Well, here’s some back-of-the-envelope math. Say the U.S. economy is $20 trillion. Let’s also estimate that we’re looking at a 5 percent hit, which equals $1 trillion. Now suppose that we save 1 million lives, instead of the, say, 2 million we might lose if we did nothing or less than what we’re doing now. That would be $1 million per life saved. If the hit to the economy is greater than 5 percent, the cost per life saved—overwhelmingly the lives of old and sick people—the higher the cost would be.
Now, I don’t think we should let this kind of thinking be our guide, and apparently neither do all the progressive health care wonks, because none of them have dared to say anything like this. And neither have all the supposed fetishists of the free market. Even the Wall Street Journal is merely saying that the current approach is not sustainable indefinitely—and they may be right.
And, yeah, I understand there are other reasons to respond the way we have. An overwhelmed medical system is bad for everyone. But if we just ordered all the old folks into quarantine, fewer Americans would be inconvenienced and we’d see less economic damage. We’re not doing that.
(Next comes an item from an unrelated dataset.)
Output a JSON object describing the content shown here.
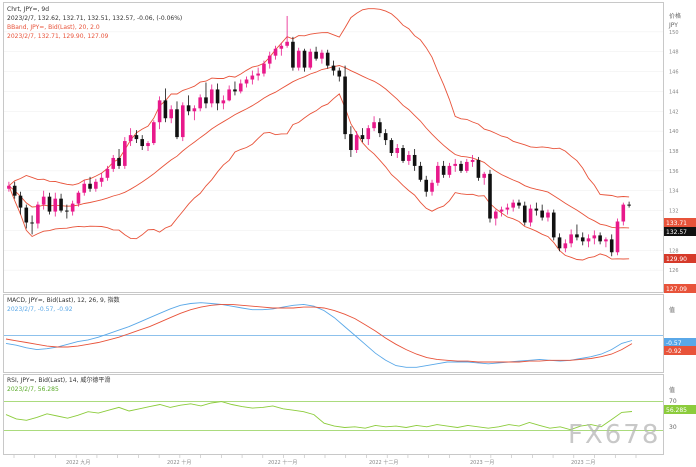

The simple fact is that this country is doing something morally heroic. I hate metaphorical war rhetoric, but we’re taking the “millions for defense, not one penny for tribute” approach to this.